- _PROBLEM STATEMENT_: All of the data, from the first line to the last, should be reproduced without alteration.

- _PROVIDED RECORDS_:

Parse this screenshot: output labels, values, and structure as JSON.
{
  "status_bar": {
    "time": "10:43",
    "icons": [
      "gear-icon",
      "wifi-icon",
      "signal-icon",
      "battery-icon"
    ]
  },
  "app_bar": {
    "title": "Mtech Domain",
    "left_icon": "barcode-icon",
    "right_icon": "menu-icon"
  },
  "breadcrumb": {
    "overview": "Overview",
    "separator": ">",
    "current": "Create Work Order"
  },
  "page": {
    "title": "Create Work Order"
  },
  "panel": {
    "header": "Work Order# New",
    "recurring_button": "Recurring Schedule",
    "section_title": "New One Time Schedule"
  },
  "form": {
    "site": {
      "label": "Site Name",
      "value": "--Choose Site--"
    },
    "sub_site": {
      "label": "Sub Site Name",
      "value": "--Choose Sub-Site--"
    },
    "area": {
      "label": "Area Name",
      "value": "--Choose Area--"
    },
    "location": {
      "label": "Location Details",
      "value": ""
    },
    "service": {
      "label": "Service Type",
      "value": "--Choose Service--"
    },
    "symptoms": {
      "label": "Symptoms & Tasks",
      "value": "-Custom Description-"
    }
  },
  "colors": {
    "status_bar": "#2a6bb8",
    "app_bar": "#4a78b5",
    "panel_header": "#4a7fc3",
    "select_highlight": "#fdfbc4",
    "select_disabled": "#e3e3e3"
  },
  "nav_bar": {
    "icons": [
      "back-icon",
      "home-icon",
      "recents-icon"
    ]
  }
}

- _SOLUTION TO THIS EXERCISE_:
Parse this screenshot: output labels, values, and structure as JSON.
{
  "status_bar": {
    "time": "10:43",
    "icons": [
      "gear-icon",
      "wifi-icon",
      "signal-icon",
      "battery-icon"
    ]
  },
  "app_bar": {
    "title": "Mtech Domain",
    "left_icon": "barcode-icon",
    "right_icon": "menu-icon"
  },
  "breadcrumb": {
    "overview": "Overview",
    "separator": ">",
    "current": "Create Work Order"
  },
  "page": {
    "title": "Create Work Order"
  },
  "panel": {
    "header": "Work Order# New",
    "recurring_button": "Recurring Schedule",
    "section_title": "New One Time Schedule"
  },
  "form": {
    "site": {
      "label": "Site Name",
      "value": "--Choose Site--"
    },
    "sub_site": {
      "label": "Sub Site Name",
      "value": "--Choose Sub-Site--"
    },
    "area": {
      "label": "Area Name",
      "value": "--Choose Area--"
    },
    "location": {
      "label": "Location Details",
      "value": ""
    },
    "service": {
      "label": "Service Type",
      "value": "--Choose Service--"
    },
    "symptoms": {
      "label": "Symptoms & Tasks",
      "value": "-Custom Description-"
    }
  },
  "colors": {
    "status_bar": "#2a6bb8",
    "app_bar": "#4a78b5",
    "panel_header": "#4a7fc3",
    "select_highlight": "#fdfbc4",
    "select_disabled": "#e3e3e3"
  },
  "nav_bar": {
    "icons": [
      "back-icon",
      "home-icon",
      "recents-icon"
    ]
  }
}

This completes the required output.